I love a car boot sale. They’re great for a Sunday morning mooch, especially if you’re on the look out for a certain something for your home or children. You can get some real bargains. If you’re not familiar with them, basically it’s a huge sale where sellers buy a space and sell out of their car. They can be small charity events, or huge car boot sales run by professionals – largely on a regular schedule over the warmer months of the year. There’s definitely some tips for buying at car boot sales, so you can find buying tips below.
If you’re planning on selling at a car boot sale and have never done so before, then do go and check out my post on car boot sale tips for sellers. It’s a mammoth post, with tips for every type of eventuality. As a seller there’s definitely more to think about in order to make some money, and keep an eye on your table and items for sale. You can get easily overwhelmed.
Luckily for buyers, it’s an easier slightly more relaxing time. But there’s also helpful hints if you’re buying at car boot sales.
Tips for buying at car boot sales
- Take cash (ideally change). Most places nowadays are all about card sales, but for car boot sales, it’s all individual buyers, selling their own odds and sods. So everything’s cash (except maybe any food vans). Sellers should have some float, but if you’re in buying early, and want to buy with notes, sellers might struggle to provide change without you wiping them out for other later buyers. At the other extreme, don’t empty your penny jar to take with you.
- Take a bag (ideally reusable). Nowadays you have to pay for plastic carrier bags in shops, so sellers are unlikely to have any to hand out. So do take your reusable bags for your purchases. Much better for the environment. If you’re buying a few items, think about a shopping bag on wheels, or a camping/festival trolley. Just keep an eye on it otherwise you might find items being taken from it while you’re not watching it.
- Watch out for young children. Most people walk along at car boot sales with their head turned left or right to look at stalls, and are oblivious to dogs or small children that they can’t see. So many times my son was been nearly hit with people’s bags because they’re just walking blindly along.

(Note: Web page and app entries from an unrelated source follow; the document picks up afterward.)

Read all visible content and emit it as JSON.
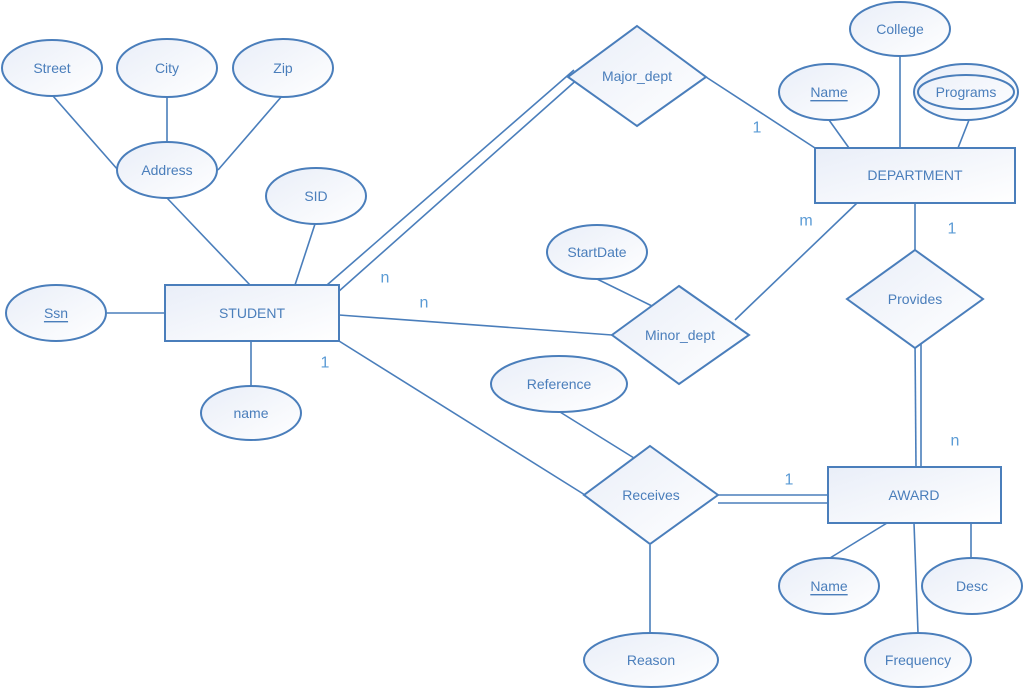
{
  "diagram": {
    "type": "entity-relationship",
    "colors": {
      "stroke": "#4a7ebb",
      "text": "#4a7ebb",
      "cardinality": "#5b9bd5",
      "fill_start": "#e9eef8",
      "fill_end": "#ffffff"
    },
    "entities": [
      {
        "id": "student",
        "label": "STUDENT"
      },
      {
        "id": "department",
        "label": "DEPARTMENT"
      },
      {
        "id": "award",
        "label": "AWARD"
      }
    ],
    "relationships": [
      {
        "id": "major_dept",
        "label": "Major_dept"
      },
      {
        "id": "minor_dept",
        "label": "Minor_dept"
      },
      {
        "id": "provides",
        "label": "Provides"
      },
      {
        "id": "receives",
        "label": "Receives"
      }
    ],
    "attributes": [
      {
        "id": "street",
        "label": "Street",
        "key": false,
        "multivalued": false
      },
      {
        "id": "city",
        "label": "City",
        "key": false,
        "multivalued": false
      },
      {
        "id": "zip",
        "label": "Zip",
        "key": false,
        "multivalued": false
      },
      {
        "id": "address",
        "label": "Address",
        "key": false,
        "multivalued": false
      },
      {
        "id": "sid",
        "label": "SID",
        "key": false,
        "multivalued": false
      },
      {
        "id": "ssn",
        "label": "Ssn",
        "key": true,
        "multivalued": false
      },
      {
        "id": "student_name",
        "label": "name",
        "key": false,
        "multivalued": false
      },
      {
        "id": "college",
        "label": "College",
        "key": false,
        "multivalued": false
      },
      {
        "id": "dept_name",
        "label": "Name",
        "key": true,
        "multivalued": false
      },
      {
        "id": "programs",
        "label": "Programs",
        "key": false,
        "multivalued": true
      },
      {
        "id": "startdate",
        "label": "StartDate",
        "key": false,
        "multivalued": false
      },
      {
        "id": "reference",
        "label": "Reference",
        "key": false,
        "multivalued": false
      },
      {
        "id": "reason",
        "label": "Reason",
        "key": false,
        "multivalued": false
      },
      {
        "id": "award_name",
        "label": "Name",
        "key": true,
        "multivalued": false
      },
      {
        "id": "desc",
        "label": "Desc",
        "key": false,
        "multivalued": false
      },
      {
        "id": "frequency",
        "label": "Frequency",
        "key": false,
        "multivalued": false
      }
    ],
    "cardinalities": {
      "student_major": "n",
      "department_major": "1",
      "student_minor": "n",
      "department_minor": "m",
      "student_receives": "1",
      "award_receives": "1",
      "department_provides": "1",
      "award_provides": "n"
    },
    "connections": [
      {
        "from": "street",
        "to": "address",
        "participation": "partial"
      },
      {
        "from": "city",
        "to": "address",
        "participation": "partial"
      },
      {
        "from": "zip",
        "to": "address",
        "participation": "partial"
      },
      {
        "from": "address",
        "to": "student",
        "participation": "partial"
      },
      {
        "from": "sid",
        "to": "student",
        "participation": "partial"
      },
      {
        "from": "ssn",
        "to": "student",
        "participation": "partial"
      },
      {
        "from": "student_name",
        "to": "student",
        "participation": "partial"
      },
      {
        "from": "student",
        "to": "major_dept",
        "participation": "total"
      },
      {
        "from": "major_dept",
        "to": "department",
        "participation": "partial"
      },
      {
        "from": "student",
        "to": "minor_dept",
        "participation": "partial"
      },
      {
        "from": "minor_dept",
        "to": "department",
        "participation": "partial"
      },
      {
        "from": "startdate",
        "to": "minor_dept",
        "participation": "partial"
      },
      {
        "from": "dept_name",
        "to": "department",
        "participation": "partial"
      },
      {
        "from": "college",
        "to": "department",
        "participation": "partial"
      },
      {
        "from": "programs",
        "to": "department",
        "participation": "partial"
      },
      {
        "from": "department",
        "to": "provides",
        "participation": "partial"
      },
      {
        "from": "provides",
        "to": "award",
        "participation": "total"
      },
      {
        "from": "student",
        "to": "receives",
        "participation": "partial"
      },
      {
        "from": "receives",
        "to": "award",
        "participation": "total"
      },
      {
        "from": "reference",
        "to": "receives",
        "participation": "partial"
      },
      {
        "from": "reason",
        "to": "receives",
        "participation": "partial"
      },
      {
        "from": "award_name",
        "to": "award",
        "participation": "partial"
      },
      {
        "from": "frequency",
        "to": "award",
        "participation": "partial"
      },
      {
        "from": "desc",
        "to": "award",
        "participation": "partial"
      }
    ]
  }
}
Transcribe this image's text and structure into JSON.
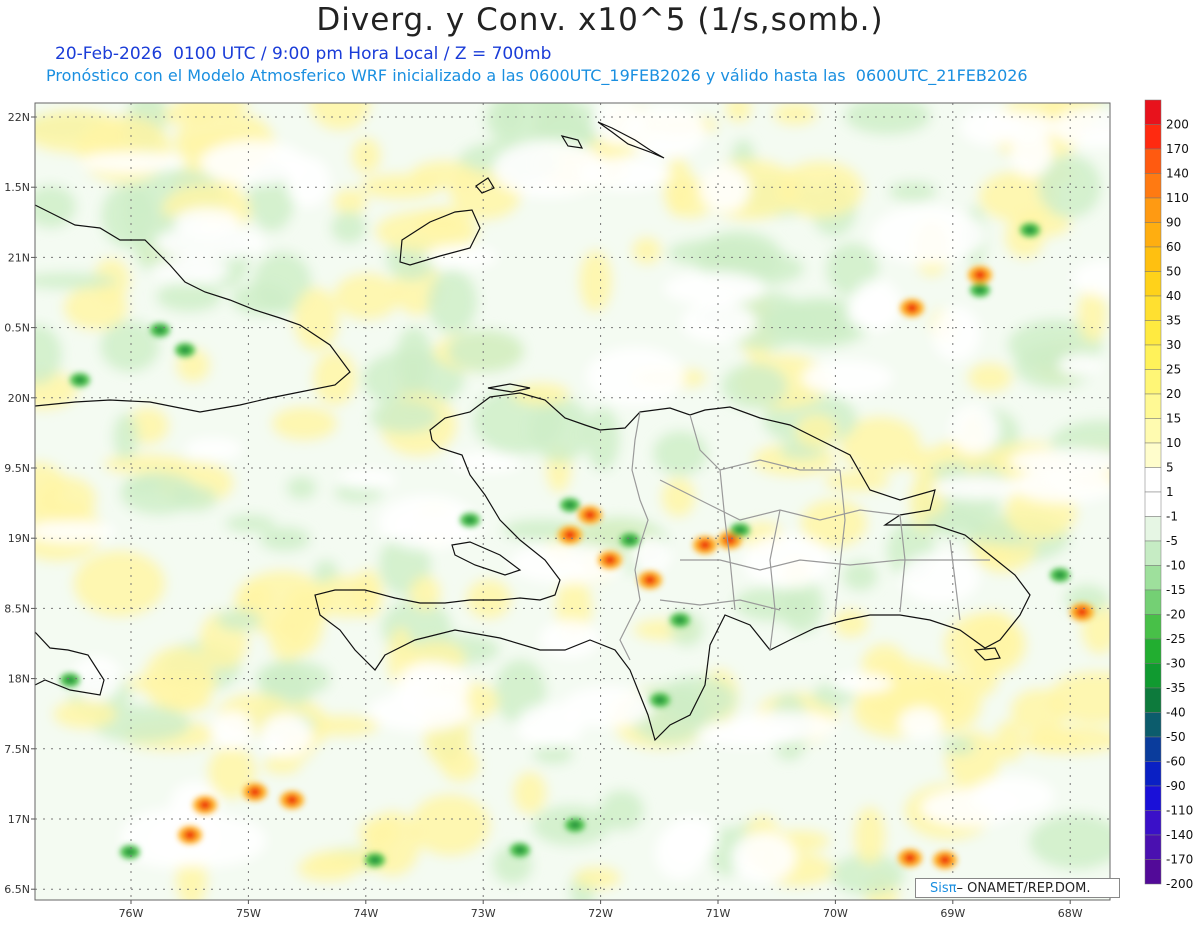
{
  "header": {
    "title": "Diverg. y Conv. x10^5 (1/s,somb.)",
    "subtitle": "20-Feb-2026  0100 UTC / 9:00 pm Hora Local / Z = 700mb",
    "model_info": "Pronóstico con el Modelo Atmosferico WRF inicializado a las 0600UTC_19FEB2026 y válido hasta las  0600UTC_21FEB2026"
  },
  "axes": {
    "lat_labels": [
      "22N",
      "1.5N",
      "21N",
      "0.5N",
      "20N",
      "9.5N",
      "19N",
      "8.5N",
      "18N",
      "7.5N",
      "17N",
      "6.5N"
    ],
    "lon_labels": [
      "76W",
      "75W",
      "74W",
      "73W",
      "72W",
      "71W",
      "70W",
      "69W",
      "68W"
    ]
  },
  "colorbar": {
    "labels": [
      "200",
      "170",
      "140",
      "110",
      "90",
      "60",
      "50",
      "40",
      "35",
      "30",
      "25",
      "20",
      "15",
      "10",
      "5",
      "1",
      "-1",
      "-5",
      "-10",
      "-15",
      "-20",
      "-25",
      "-30",
      "-35",
      "-40",
      "-50",
      "-60",
      "-90",
      "-110",
      "-140",
      "-170",
      "-200"
    ],
    "colors": [
      "#e8121c",
      "#ff2a10",
      "#ff5a10",
      "#ff7a12",
      "#ff9a12",
      "#ffae10",
      "#ffc010",
      "#ffd21a",
      "#ffe030",
      "#ffea40",
      "#fff25a",
      "#fff676",
      "#fff994",
      "#fffbb0",
      "#fffdcc",
      "#ffffff",
      "#ffffff",
      "#e6f6e4",
      "#c6ecc4",
      "#9ee09c",
      "#74d074",
      "#48c048",
      "#22ae30",
      "#109a30",
      "#0d7a3c",
      "#0c5c6c",
      "#0a3c9c",
      "#0a20c4",
      "#1a10d8",
      "#3a10c8",
      "#4a10b0",
      "#520a98"
    ]
  },
  "map": {
    "background": "#ffffff",
    "coast_color": "#111111",
    "border_color": "#9a9a9a",
    "divergence_color": "#fff6a6",
    "convergence_color": "#cfeec8"
  },
  "credit": {
    "logo": "Sisπ",
    "text": "– ONAMET/REP.DOM."
  }
}
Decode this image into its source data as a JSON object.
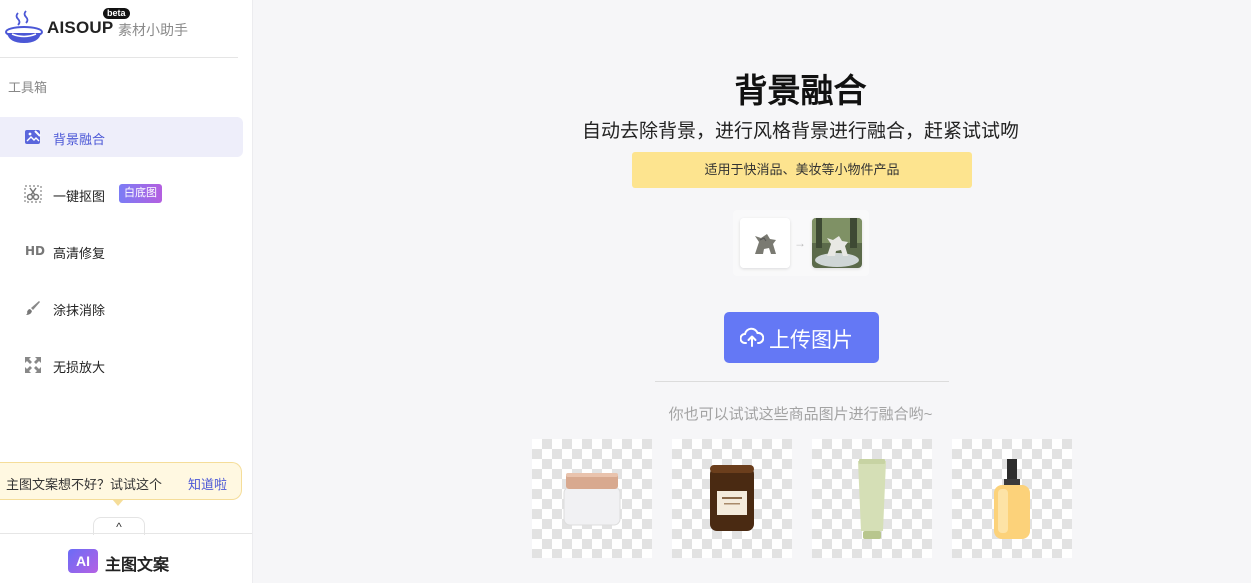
{
  "logo": {
    "name": "AISOUP",
    "badge": "beta",
    "subtitle": "素材小助手"
  },
  "sidebar": {
    "section_title": "工具箱",
    "items": [
      {
        "label": "背景融合",
        "icon": "image-edit-icon",
        "active": true
      },
      {
        "label": "一键抠图",
        "icon": "scissors-icon",
        "badge": "白底图"
      },
      {
        "label": "高清修复",
        "icon": "hd-icon",
        "icon_text": "HD"
      },
      {
        "label": "涂抹消除",
        "icon": "brush-icon"
      },
      {
        "label": "无损放大",
        "icon": "expand-icon"
      }
    ],
    "tip": {
      "text": "主图文案想不好？试试这个",
      "link": "知道啦"
    },
    "collapse_glyph": "^",
    "ai_section": {
      "badge": "AI",
      "label": "主图文案"
    }
  },
  "main": {
    "title": "背景融合",
    "subtitle": "自动去除背景，进行风格背景进行融合，赶紧试试吻",
    "note": "适用于快消品、美妆等小物件产品",
    "demo": {
      "arrow": "→",
      "before": "figurine-cutout",
      "after": "figurine-scene"
    },
    "upload_button": {
      "label": "上传图片",
      "icon": "cloud-upload-icon"
    },
    "sample_hint": "你也可以试试这些商品图片进行融合哟~",
    "samples": [
      {
        "name": "cream-jar"
      },
      {
        "name": "candle-jar"
      },
      {
        "name": "cream-tube"
      },
      {
        "name": "pump-bottle"
      }
    ]
  },
  "colors": {
    "accent": "#6478f5",
    "active_text": "#4b57d6",
    "note_bg": "#fde48f",
    "tip_bg": "#fff8e1"
  }
}
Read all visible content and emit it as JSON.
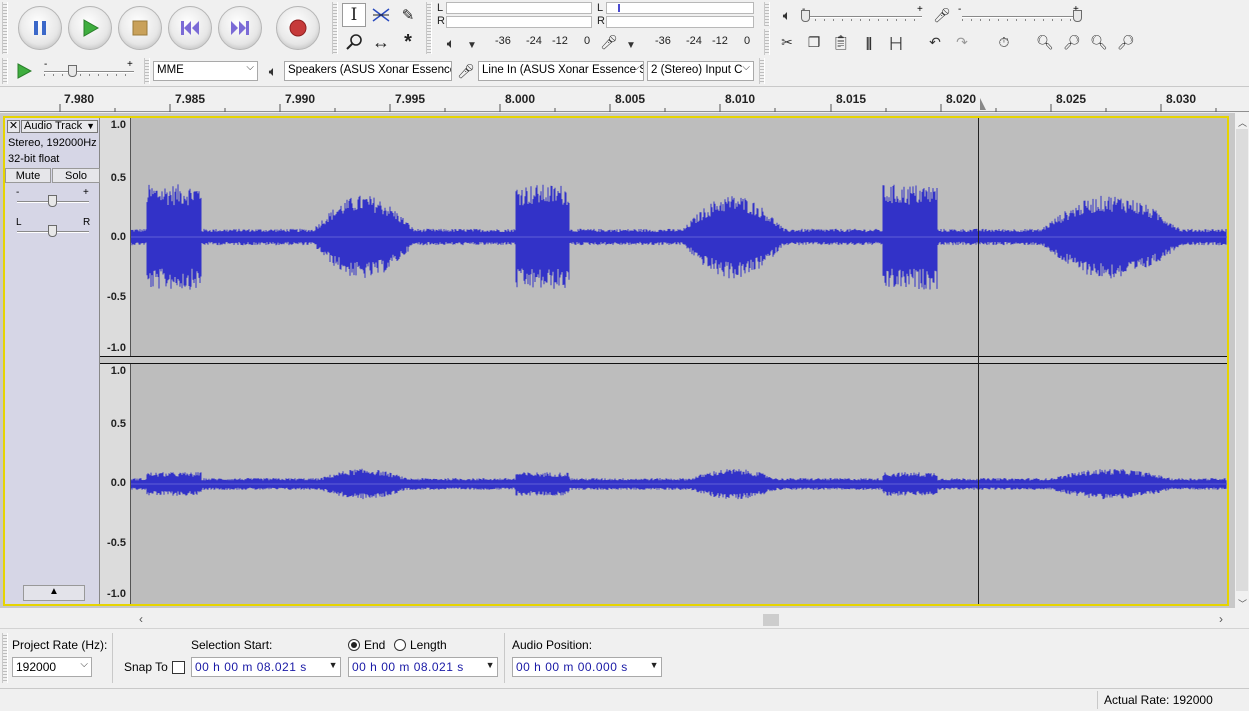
{
  "transport": {
    "pause_icon": "pause-icon",
    "play_icon": "play-icon",
    "stop_icon": "stop-icon",
    "skip_start_icon": "skip-to-start-icon",
    "skip_end_icon": "skip-to-end-icon",
    "record_icon": "record-icon"
  },
  "meters": {
    "play_left": "L",
    "play_right": "R",
    "rec_left": "L",
    "rec_right": "R",
    "scale": [
      "-36",
      "-24",
      "-12",
      "0"
    ]
  },
  "mixer": {
    "minus": "-",
    "plus": "+"
  },
  "device": {
    "host": "MME",
    "playback": "Speakers (ASUS Xonar Essence",
    "recording": "Line In (ASUS Xonar Essence S",
    "channels": "2 (Stereo) Input C"
  },
  "ruler": {
    "labels": [
      "7.980",
      "7.985",
      "7.990",
      "7.995",
      "8.000",
      "8.005",
      "8.010",
      "8.015",
      "8.020",
      "8.025",
      "8.030"
    ]
  },
  "track": {
    "name": "Audio Track",
    "info_format": "Stereo, 192000Hz",
    "info_bits": "32-bit float",
    "mute": "Mute",
    "solo": "Solo",
    "gain_minus": "-",
    "gain_plus": "+",
    "pan_left": "L",
    "pan_right": "R",
    "amplitude_labels": [
      "1.0",
      "0.5",
      "0.0",
      "-0.5",
      "-1.0"
    ],
    "waveform_color": "#3232c8",
    "frame_color": "#e6d400"
  },
  "selection": {
    "project_rate_label": "Project Rate (Hz):",
    "project_rate_value": "192000",
    "snap_to_label": "Snap To",
    "selection_start_label": "Selection Start:",
    "end_label": "End",
    "length_label": "Length",
    "audio_position_label": "Audio Position:",
    "start_value": "00 h 00 m 08.021 s",
    "end_value": "00 h 00 m 08.021 s",
    "position_value": "00 h 00 m 00.000 s"
  },
  "status": {
    "actual_rate": "Actual Rate: 192000"
  }
}
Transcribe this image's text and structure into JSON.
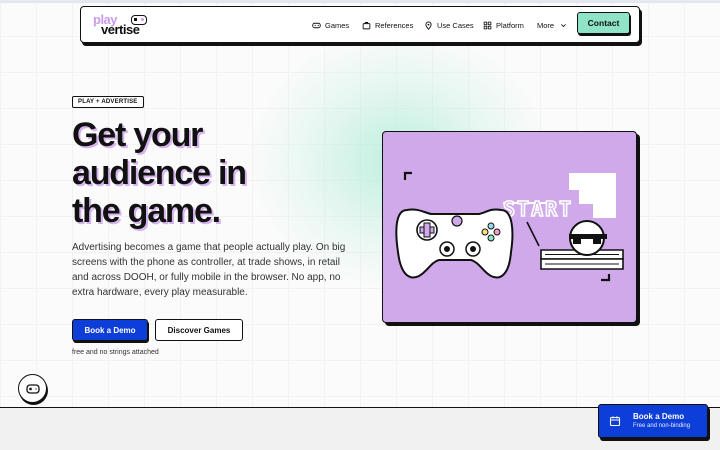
{
  "nav": {
    "logo_top": "play",
    "logo_bottom": "vertise",
    "items": [
      {
        "label": "Games",
        "icon": "gamepad-icon"
      },
      {
        "label": "References",
        "icon": "briefcase-icon"
      },
      {
        "label": "Use Cases",
        "icon": "location-pin-icon"
      },
      {
        "label": "Platform",
        "icon": "grid-icon"
      },
      {
        "label": "More",
        "icon": "chevron-down-icon"
      }
    ],
    "contact_label": "Contact"
  },
  "hero": {
    "badge": "PLAY + ADVERTISE",
    "headline_lines": [
      "Get your",
      "audience in",
      "the game."
    ],
    "description": "Advertising becomes a game that people actually play. On big screens with the phone as controller, at trade shows, in retail and across DOOH, or fully mobile in the browser. No app, no extra hardware, every play measurable.",
    "primary_cta": "Book a Demo",
    "secondary_cta": "Discover Games",
    "note": "free and no strings attached"
  },
  "illustration": {
    "text": "START"
  },
  "sticky_cta": {
    "title": "Book a Demo",
    "subtitle": "Free and non-binding"
  },
  "colors": {
    "accent_purple": "#cfa9ea",
    "accent_mint": "#8fe3c6",
    "primary_blue": "#0d3fd8"
  }
}
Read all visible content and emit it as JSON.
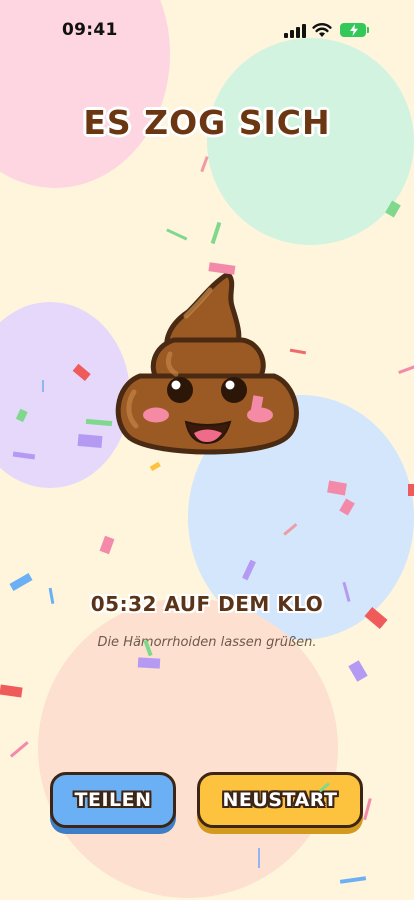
{
  "status_bar": {
    "time": "09:41"
  },
  "result": {
    "title": "ES ZOG SICH",
    "time_on_toilet": "05:32 AUF DEM KLO",
    "quip": "Die Hämorrhoiden lassen grüßen."
  },
  "buttons": {
    "share_label": "TEILEN",
    "restart_label": "NEUSTART"
  },
  "colors": {
    "background": "#fef5dc",
    "title": "#6b3612",
    "share_button": "#6bb0f4",
    "restart_button": "#fdc33f",
    "poop": "#9b5a24"
  },
  "icons": [
    "signal-icon",
    "wifi-icon",
    "battery-charging-icon",
    "poop-emoji-icon"
  ]
}
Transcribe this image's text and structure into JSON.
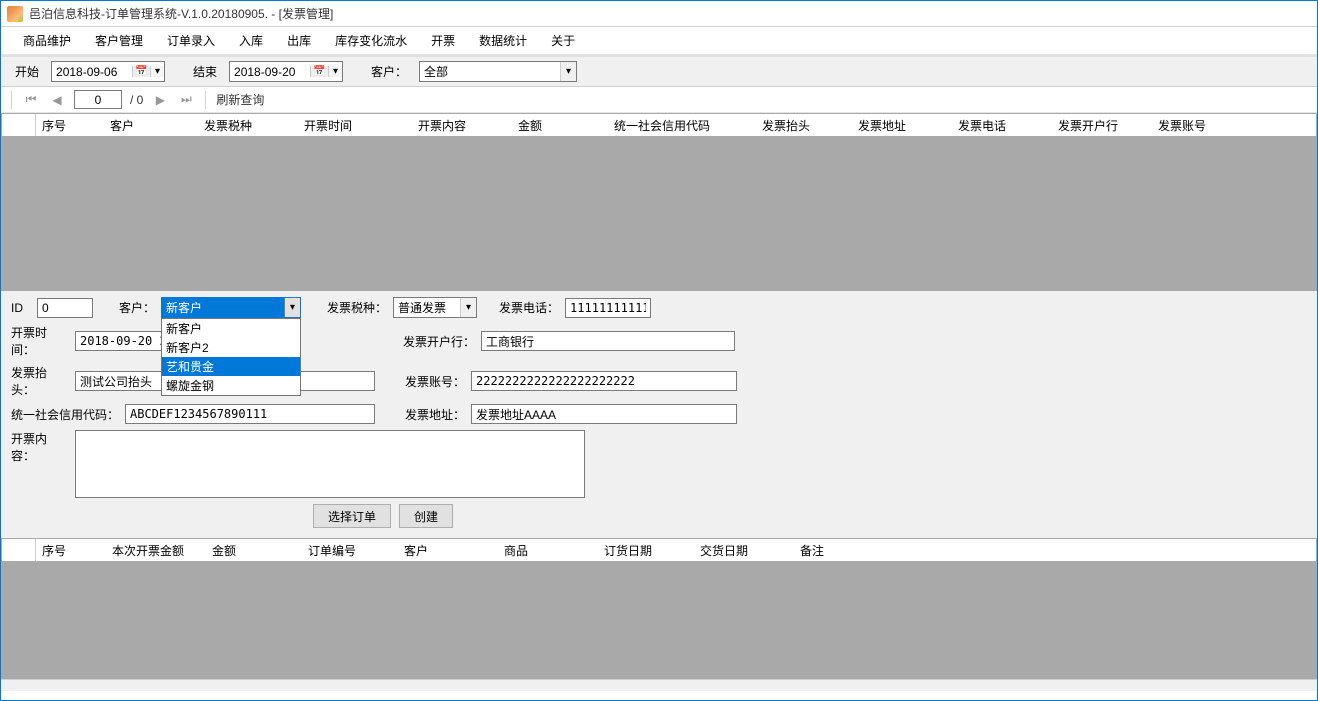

- Shop quickly. Car boot sales are busy, so don’t spend ages perusing one item and not leaving space for other buyers to get to tables. Move over to the side if you’re dawdling to look at something in detail or to talk to the stall holder. That means others can get in for a look.
- If you’re on a budget, take a list and stick to it. Yes, most things are an absolute bargain, but don’t just buy things because they’re a bargain.
- Buy when you see it. If you see something you really want but want to shop around, don’t assume it’ll be there when you come back. You can ask if people will put something behind for you, but in my experience people don’t tend to return. So don’t expect people to do so – it’s fair to ask if it can be reserved for a certain time period but that won’t guarantee it won’t be sold if someone comes and offers the full price, especially if its a large item they want to get rid of. It’s not like a shop – some people want to sell and get out of there. They don’t want to be stuck with it if you don’t return. It’s different if you buy and want them to hold on to it for you while you shop. Just return by the agreed time as they might want to leave earlier than the end.
- Be patient, don’t go and look in people’s boots. Especially if they’re trying to unpack. It’s rude and makes it so much harder for the seller to get everything out and set up, especially if they’re on their own. You’re also making it hard for them to see who’s trying to buy items. Yes people do it, but in my view, it’s rude.
- Do ask questions. If you’re not sure, or want to ensure you’re not getting a dodgy or broken item, then do ask. You have to take a risk but most sellers are truthful and would admit if something’s broken.
- Ask the price. Most car boot sale items don’t have price tags, although some might have a box of items with a set price.. So you will need to ask. Don’t be scared to ask. Be friendly, because they might offer you the item at a lower price, especially towards the end of the day.
- Haggle. Haggling is acceptable, but don’t take the mickey, unless it’s the end of the day. If you’re friendly, you stand more chance of getting a better deal on haggling. Do recognise who are the professional sellers compared with people just clearing out their houses. There might be a difference in the way to haggle or prices to offer.
Hopefully these tips will help you out if you’re visiting a car boot sale as a buyer. They’re great fun, although can be quite frantic as a buyer and seller. Don’t forget to check out my car boot seller tips post.
Are you a car boot sale fan? Do you buy or sell, and have any tips to add?